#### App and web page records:
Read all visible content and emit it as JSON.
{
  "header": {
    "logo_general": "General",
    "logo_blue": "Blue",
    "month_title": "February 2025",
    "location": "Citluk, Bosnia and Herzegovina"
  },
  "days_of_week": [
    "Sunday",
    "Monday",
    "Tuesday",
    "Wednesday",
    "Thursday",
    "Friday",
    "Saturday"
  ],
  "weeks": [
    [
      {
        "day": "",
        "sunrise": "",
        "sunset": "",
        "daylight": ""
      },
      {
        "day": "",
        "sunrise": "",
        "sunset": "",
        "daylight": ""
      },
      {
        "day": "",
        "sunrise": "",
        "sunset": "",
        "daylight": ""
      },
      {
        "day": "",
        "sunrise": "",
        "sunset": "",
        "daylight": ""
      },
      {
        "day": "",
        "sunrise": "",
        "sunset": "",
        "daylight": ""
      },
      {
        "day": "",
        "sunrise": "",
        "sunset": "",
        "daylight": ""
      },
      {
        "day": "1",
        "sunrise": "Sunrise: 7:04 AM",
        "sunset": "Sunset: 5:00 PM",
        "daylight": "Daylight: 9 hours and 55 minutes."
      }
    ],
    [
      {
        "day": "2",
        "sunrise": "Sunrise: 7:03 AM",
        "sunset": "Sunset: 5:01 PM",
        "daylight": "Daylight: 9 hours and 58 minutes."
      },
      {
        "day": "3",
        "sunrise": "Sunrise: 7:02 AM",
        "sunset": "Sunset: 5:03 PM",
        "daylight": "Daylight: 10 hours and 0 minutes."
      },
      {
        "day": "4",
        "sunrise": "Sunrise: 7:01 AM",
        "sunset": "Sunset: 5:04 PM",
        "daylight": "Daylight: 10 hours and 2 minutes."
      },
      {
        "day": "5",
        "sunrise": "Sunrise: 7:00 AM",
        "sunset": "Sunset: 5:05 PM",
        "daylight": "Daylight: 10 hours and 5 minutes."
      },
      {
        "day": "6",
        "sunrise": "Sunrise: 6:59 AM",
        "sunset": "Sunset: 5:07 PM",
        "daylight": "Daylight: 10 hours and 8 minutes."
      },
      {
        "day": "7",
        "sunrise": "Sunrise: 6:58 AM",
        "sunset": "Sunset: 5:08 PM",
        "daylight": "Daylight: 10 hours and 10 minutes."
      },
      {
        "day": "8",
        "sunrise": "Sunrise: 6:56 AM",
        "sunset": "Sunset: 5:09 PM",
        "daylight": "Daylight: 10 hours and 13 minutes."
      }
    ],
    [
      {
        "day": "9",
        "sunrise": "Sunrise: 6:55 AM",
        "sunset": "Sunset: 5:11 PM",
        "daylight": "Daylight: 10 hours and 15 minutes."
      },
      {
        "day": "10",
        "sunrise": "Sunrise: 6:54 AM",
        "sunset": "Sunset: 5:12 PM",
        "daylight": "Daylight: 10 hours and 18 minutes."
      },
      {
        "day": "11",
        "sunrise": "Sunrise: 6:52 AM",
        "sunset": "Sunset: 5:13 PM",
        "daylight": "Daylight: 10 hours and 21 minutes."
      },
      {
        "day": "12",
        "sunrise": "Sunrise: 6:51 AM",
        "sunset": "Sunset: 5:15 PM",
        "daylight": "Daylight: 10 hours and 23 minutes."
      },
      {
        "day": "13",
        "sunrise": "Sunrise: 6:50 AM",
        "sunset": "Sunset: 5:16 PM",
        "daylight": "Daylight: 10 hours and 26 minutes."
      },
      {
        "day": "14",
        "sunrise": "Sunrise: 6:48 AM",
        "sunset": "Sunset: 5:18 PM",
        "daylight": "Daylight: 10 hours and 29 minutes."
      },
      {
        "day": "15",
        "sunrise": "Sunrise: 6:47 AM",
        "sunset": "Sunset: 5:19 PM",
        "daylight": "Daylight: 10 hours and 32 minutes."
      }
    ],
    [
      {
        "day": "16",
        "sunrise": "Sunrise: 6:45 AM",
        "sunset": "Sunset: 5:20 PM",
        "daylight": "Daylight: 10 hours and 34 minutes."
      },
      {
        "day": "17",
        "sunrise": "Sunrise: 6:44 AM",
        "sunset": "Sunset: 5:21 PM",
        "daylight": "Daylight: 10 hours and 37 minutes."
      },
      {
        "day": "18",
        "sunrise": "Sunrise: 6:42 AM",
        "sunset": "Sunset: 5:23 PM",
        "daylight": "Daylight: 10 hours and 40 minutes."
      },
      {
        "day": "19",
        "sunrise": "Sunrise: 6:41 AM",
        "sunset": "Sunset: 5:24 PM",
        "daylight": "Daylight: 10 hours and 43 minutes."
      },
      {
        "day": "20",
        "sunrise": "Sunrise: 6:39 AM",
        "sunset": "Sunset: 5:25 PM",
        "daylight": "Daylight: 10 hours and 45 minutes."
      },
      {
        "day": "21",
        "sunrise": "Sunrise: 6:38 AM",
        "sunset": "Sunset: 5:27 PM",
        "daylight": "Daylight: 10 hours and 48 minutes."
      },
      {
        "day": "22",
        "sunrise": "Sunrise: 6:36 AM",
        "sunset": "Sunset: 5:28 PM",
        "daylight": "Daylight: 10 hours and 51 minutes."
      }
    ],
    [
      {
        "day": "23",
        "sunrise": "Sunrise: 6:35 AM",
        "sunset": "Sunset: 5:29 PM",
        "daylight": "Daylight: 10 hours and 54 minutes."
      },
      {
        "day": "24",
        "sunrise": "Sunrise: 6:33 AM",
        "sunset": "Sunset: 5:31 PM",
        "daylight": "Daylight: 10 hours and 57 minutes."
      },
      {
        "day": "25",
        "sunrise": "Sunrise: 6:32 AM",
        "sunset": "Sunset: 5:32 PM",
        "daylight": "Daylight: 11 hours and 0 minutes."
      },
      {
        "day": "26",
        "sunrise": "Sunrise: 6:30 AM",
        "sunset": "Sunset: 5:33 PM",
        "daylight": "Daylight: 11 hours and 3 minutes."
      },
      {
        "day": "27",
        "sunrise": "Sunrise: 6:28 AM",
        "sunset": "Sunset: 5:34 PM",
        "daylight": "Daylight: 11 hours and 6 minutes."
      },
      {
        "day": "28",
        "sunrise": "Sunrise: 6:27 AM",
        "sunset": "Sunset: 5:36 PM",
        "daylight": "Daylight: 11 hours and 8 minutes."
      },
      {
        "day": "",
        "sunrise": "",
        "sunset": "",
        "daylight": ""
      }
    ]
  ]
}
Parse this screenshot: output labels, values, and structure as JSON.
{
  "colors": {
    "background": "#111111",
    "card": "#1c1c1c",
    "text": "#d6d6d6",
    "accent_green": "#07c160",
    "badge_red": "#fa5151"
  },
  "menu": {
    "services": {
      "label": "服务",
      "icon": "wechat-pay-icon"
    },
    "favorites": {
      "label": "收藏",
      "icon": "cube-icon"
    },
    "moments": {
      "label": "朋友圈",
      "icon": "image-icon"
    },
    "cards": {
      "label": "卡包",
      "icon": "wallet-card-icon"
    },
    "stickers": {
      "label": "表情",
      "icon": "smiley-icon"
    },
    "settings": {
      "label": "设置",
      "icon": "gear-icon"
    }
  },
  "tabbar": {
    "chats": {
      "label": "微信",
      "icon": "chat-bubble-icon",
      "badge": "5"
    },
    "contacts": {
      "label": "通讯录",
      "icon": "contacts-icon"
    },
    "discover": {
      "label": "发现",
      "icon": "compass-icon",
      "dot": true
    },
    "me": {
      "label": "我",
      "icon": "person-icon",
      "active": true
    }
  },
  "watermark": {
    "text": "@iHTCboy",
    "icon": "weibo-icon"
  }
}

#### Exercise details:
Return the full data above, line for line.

#### Solution to the exercise:
Read all visible content and emit it as JSON.
{
  "header": {
    "logo_general": "General",
    "logo_blue": "Blue",
    "month_title": "February 2025",
    "location": "Citluk, Bosnia and Herzegovina"
  },
  "days_of_week": [
    "Sunday",
    "Monday",
    "Tuesday",
    "Wednesday",
    "Thursday",
    "Friday",
    "Saturday"
  ],
  "weeks": [
    [
      {
        "day": "",
        "sunrise": "",
        "sunset": "",
        "daylight": ""
      },
      {
        "day": "",
        "sunrise": "",
        "sunset": "",
        "daylight": ""
      },
      {
        "day": "",
        "sunrise": "",
        "sunset": "",
        "daylight": ""
      },
      {
        "day": "",
        "sunrise": "",
        "sunset": "",
        "daylight": ""
      },
      {
        "day": "",
        "sunrise": "",
        "sunset": "",
        "daylight": ""
      },
      {
        "day": "",
        "sunrise": "",
        "sunset": "",
        "daylight": ""
      },
      {
        "day": "1",
        "sunrise": "Sunrise: 7:04 AM",
        "sunset": "Sunset: 5:00 PM",
        "daylight": "Daylight: 9 hours and 55 minutes."
      }
    ],
    [
      {
        "day": "2",
        "sunrise": "Sunrise: 7:03 AM",
        "sunset": "Sunset: 5:01 PM",
        "daylight": "Daylight: 9 hours and 58 minutes."
      },
      {
        "day": "3",
        "sunrise": "Sunrise: 7:02 AM",
        "sunset": "Sunset: 5:03 PM",
        "daylight": "Daylight: 10 hours and 0 minutes."
      },
      {
        "day": "4",
        "sunrise": "Sunrise: 7:01 AM",
        "sunset": "Sunset: 5:04 PM",
        "daylight": "Daylight: 10 hours and 2 minutes."
      },
      {
        "day": "5",
        "sunrise": "Sunrise: 7:00 AM",
        "sunset": "Sunset: 5:05 PM",
        "daylight": "Daylight: 10 hours and 5 minutes."
      },
      {
        "day": "6",
        "sunrise": "Sunrise: 6:59 AM",
        "sunset": "Sunset: 5:07 PM",
        "daylight": "Daylight: 10 hours and 8 minutes."
      },
      {
        "day": "7",
        "sunrise": "Sunrise: 6:58 AM",
        "sunset": "Sunset: 5:08 PM",
        "daylight": "Daylight: 10 hours and 10 minutes."
      },
      {
        "day": "8",
        "sunrise": "Sunrise: 6:56 AM",
        "sunset": "Sunset: 5:09 PM",
        "daylight": "Daylight: 10 hours and 13 minutes."
      }
    ],
    [
      {
        "day": "9",
        "sunrise": "Sunrise: 6:55 AM",
        "sunset": "Sunset: 5:11 PM",
        "daylight": "Daylight: 10 hours and 15 minutes."
      },
      {
        "day": "10",
        "sunrise": "Sunrise: 6:54 AM",
        "sunset": "Sunset: 5:12 PM",
        "daylight": "Daylight: 10 hours and 18 minutes."
      },
      {
        "day": "11",
        "sunrise": "Sunrise: 6:52 AM",
        "sunset": "Sunset: 5:13 PM",
        "daylight": "Daylight: 10 hours and 21 minutes."
      },
      {
        "day": "12",
        "sunrise": "Sunrise: 6:51 AM",
        "sunset": "Sunset: 5:15 PM",
        "daylight": "Daylight: 10 hours and 23 minutes."
      },
      {
        "day": "13",
        "sunrise": "Sunrise: 6:50 AM",
        "sunset": "Sunset: 5:16 PM",
        "daylight": "Daylight: 10 hours and 26 minutes."
      },
      {
        "day": "14",
        "sunrise": "Sunrise: 6:48 AM",
        "sunset": "Sunset: 5:18 PM",
        "daylight": "Daylight: 10 hours and 29 minutes."
      },
      {
        "day": "15",
        "sunrise": "Sunrise: 6:47 AM",
        "sunset": "Sunset: 5:19 PM",
        "daylight": "Daylight: 10 hours and 32 minutes."
      }
    ],
    [
      {
        "day": "16",
        "sunrise": "Sunrise: 6:45 AM",
        "sunset": "Sunset: 5:20 PM",
        "daylight": "Daylight: 10 hours and 34 minutes."
      },
      {
        "day": "17",
        "sunrise": "Sunrise: 6:44 AM",
        "sunset": "Sunset: 5:21 PM",
        "daylight": "Daylight: 10 hours and 37 minutes."
      },
      {
        "day": "18",
        "sunrise": "Sunrise: 6:42 AM",
        "sunset": "Sunset: 5:23 PM",
        "daylight": "Daylight: 10 hours and 40 minutes."
      },
      {
        "day": "19",
        "sunrise": "Sunrise: 6:41 AM",
        "sunset": "Sunset: 5:24 PM",
        "daylight": "Daylight: 10 hours and 43 minutes."
      },
      {
        "day": "20",
        "sunrise": "Sunrise: 6:39 AM",
        "sunset": "Sunset: 5:25 PM",
        "daylight": "Daylight: 10 hours and 45 minutes."
      },
      {
        "day": "21",
        "sunrise": "Sunrise: 6:38 AM",
        "sunset": "Sunset: 5:27 PM",
        "daylight": "Daylight: 10 hours and 48 minutes."
      },
      {
        "day": "22",
        "sunrise": "Sunrise: 6:36 AM",
        "sunset": "Sunset: 5:28 PM",
        "daylight": "Daylight: 10 hours and 51 minutes."
      }
    ],
    [
      {
        "day": "23",
        "sunrise": "Sunrise: 6:35 AM",
        "sunset": "Sunset: 5:29 PM",
        "daylight": "Daylight: 10 hours and 54 minutes."
      },
      {
        "day": "24",
        "sunrise": "Sunrise: 6:33 AM",
        "sunset": "Sunset: 5:31 PM",
        "daylight": "Daylight: 10 hours and 57 minutes."
      },
      {
        "day": "25",
        "sunrise": "Sunrise: 6:32 AM",
        "sunset": "Sunset: 5:32 PM",
        "daylight": "Daylight: 11 hours and 0 minutes."
      },
      {
        "day": "26",
        "sunrise": "Sunrise: 6:30 AM",
        "sunset": "Sunset: 5:33 PM",
        "daylight": "Daylight: 11 hours and 3 minutes."
      },
      {
        "day": "27",
        "sunrise": "Sunrise: 6:28 AM",
        "sunset": "Sunset: 5:34 PM",
        "daylight": "Daylight: 11 hours and 6 minutes."
      },
      {
        "day": "28",
        "sunrise": "Sunrise: 6:27 AM",
        "sunset": "Sunset: 5:36 PM",
        "daylight": "Daylight: 11 hours and 8 minutes."
      },
      {
        "day": "",
        "sunrise": "",
        "sunset": "",
        "daylight": ""
      }
    ]
  ]
}
Parse this screenshot: output labels, values, and structure as JSON.
{
  "colors": {
    "background": "#111111",
    "card": "#1c1c1c",
    "text": "#d6d6d6",
    "accent_green": "#07c160",
    "badge_red": "#fa5151"
  },
  "menu": {
    "services": {
      "label": "服务",
      "icon": "wechat-pay-icon"
    },
    "favorites": {
      "label": "收藏",
      "icon": "cube-icon"
    },
    "moments": {
      "label": "朋友圈",
      "icon": "image-icon"
    },
    "cards": {
      "label": "卡包",
      "icon": "wallet-card-icon"
    },
    "stickers": {
      "label": "表情",
      "icon": "smiley-icon"
    },
    "settings": {
      "label": "设置",
      "icon": "gear-icon"
    }
  },
  "tabbar": {
    "chats": {
      "label": "微信",
      "icon": "chat-bubble-icon",
      "badge": "5"
    },
    "contacts": {
      "label": "通讯录",
      "icon": "contacts-icon"
    },
    "discover": {
      "label": "发现",
      "icon": "compass-icon",
      "dot": true
    },
    "me": {
      "label": "我",
      "icon": "person-icon",
      "active": true
    }
  },
  "watermark": {
    "text": "@iHTCboy",
    "icon": "weibo-icon"
  }
}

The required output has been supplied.